**Task prompt**
Copy out the entire listing, keeping each line exactly as it is.

** Opening Data to process block **

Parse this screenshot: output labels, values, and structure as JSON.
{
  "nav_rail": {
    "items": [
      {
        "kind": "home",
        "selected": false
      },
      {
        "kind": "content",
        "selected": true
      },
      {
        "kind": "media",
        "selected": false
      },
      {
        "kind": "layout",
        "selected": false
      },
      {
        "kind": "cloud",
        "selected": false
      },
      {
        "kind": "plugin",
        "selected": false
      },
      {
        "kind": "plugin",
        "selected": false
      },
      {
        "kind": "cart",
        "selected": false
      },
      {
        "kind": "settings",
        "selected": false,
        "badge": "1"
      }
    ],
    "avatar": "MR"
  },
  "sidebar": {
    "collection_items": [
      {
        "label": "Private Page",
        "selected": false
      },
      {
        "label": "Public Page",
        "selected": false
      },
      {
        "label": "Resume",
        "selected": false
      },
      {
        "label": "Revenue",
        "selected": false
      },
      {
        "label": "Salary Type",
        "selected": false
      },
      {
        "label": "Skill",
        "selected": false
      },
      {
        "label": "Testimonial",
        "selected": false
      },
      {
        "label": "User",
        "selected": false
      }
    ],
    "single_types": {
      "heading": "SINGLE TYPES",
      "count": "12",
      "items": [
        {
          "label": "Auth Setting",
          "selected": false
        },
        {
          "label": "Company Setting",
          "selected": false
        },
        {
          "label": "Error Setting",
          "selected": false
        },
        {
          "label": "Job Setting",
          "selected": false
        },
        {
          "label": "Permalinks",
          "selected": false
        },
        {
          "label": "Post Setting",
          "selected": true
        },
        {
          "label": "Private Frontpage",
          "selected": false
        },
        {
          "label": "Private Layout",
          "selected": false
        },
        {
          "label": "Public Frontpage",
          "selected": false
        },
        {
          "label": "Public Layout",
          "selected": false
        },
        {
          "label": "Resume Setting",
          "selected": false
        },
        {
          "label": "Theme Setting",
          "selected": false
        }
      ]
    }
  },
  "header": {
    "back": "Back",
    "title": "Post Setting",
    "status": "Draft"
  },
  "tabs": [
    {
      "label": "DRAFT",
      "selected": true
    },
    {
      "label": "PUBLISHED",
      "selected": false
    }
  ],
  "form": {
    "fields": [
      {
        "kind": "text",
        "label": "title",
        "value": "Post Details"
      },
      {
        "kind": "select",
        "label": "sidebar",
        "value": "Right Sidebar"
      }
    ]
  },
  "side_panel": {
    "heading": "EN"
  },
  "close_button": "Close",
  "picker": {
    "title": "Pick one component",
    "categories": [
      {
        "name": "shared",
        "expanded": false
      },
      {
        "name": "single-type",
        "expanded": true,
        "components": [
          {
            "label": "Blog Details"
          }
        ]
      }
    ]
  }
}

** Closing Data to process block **

**Exercise result**
Parse this screenshot: output labels, values, and structure as JSON.
{
  "nav_rail": {
    "items": [
      {
        "kind": "home",
        "selected": false
      },
      {
        "kind": "content",
        "selected": true
      },
      {
        "kind": "media",
        "selected": false
      },
      {
        "kind": "layout",
        "selected": false
      },
      {
        "kind": "cloud",
        "selected": false
      },
      {
        "kind": "plugin",
        "selected": false
      },
      {
        "kind": "plugin",
        "selected": false
      },
      {
        "kind": "cart",
        "selected": false
      },
      {
        "kind": "settings",
        "selected": false,
        "badge": "1"
      }
    ],
    "avatar": "MR"
  },
  "sidebar": {
    "collection_items": [
      {
        "label": "Private Page",
        "selected": false
      },
      {
        "label": "Public Page",
        "selected": false
      },
      {
        "label": "Resume",
        "selected": false
      },
      {
        "label": "Revenue",
        "selected": false
      },
      {
        "label": "Salary Type",
        "selected": false
      },
      {
        "label": "Skill",
        "selected": false
      },
      {
        "label": "Testimonial",
        "selected": false
      },
      {
        "label": "User",
        "selected": false
      }
    ],
    "single_types": {
      "heading": "SINGLE TYPES",
      "count": "12",
      "items": [
        {
          "label": "Auth Setting",
          "selected": false
        },
        {
          "label": "Company Setting",
          "selected": false
        },
        {
          "label": "Error Setting",
          "selected": false
        },
        {
          "label": "Job Setting",
          "selected": false
        },
        {
          "label": "Permalinks",
          "selected": false
        },
        {
          "label": "Post Setting",
          "selected": true
        },
        {
          "label": "Private Frontpage",
          "selected": false
        },
        {
          "label": "Private Layout",
          "selected": false
        },
        {
          "label": "Public Frontpage",
          "selected": false
        },
        {
          "label": "Public Layout",
          "selected": false
        },
        {
          "label": "Resume Setting",
          "selected": false
        },
        {
          "label": "Theme Setting",
          "selected": false
        }
      ]
    }
  },
  "header": {
    "back": "Back",
    "title": "Post Setting",
    "status": "Draft"
  },
  "tabs": [
    {
      "label": "DRAFT",
      "selected": true
    },
    {
      "label": "PUBLISHED",
      "selected": false
    }
  ],
  "form": {
    "fields": [
      {
        "kind": "text",
        "label": "title",
        "value": "Post Details"
      },
      {
        "kind": "select",
        "label": "sidebar",
        "value": "Right Sidebar"
      }
    ]
  },
  "side_panel": {
    "heading": "EN"
  },
  "close_button": "Close",
  "picker": {
    "title": "Pick one component",
    "categories": [
      {
        "name": "shared",
        "expanded": false
      },
      {
        "name": "single-type",
        "expanded": true,
        "components": [
          {
            "label": "Blog Details"
          }
        ]
      }
    ]
  }
}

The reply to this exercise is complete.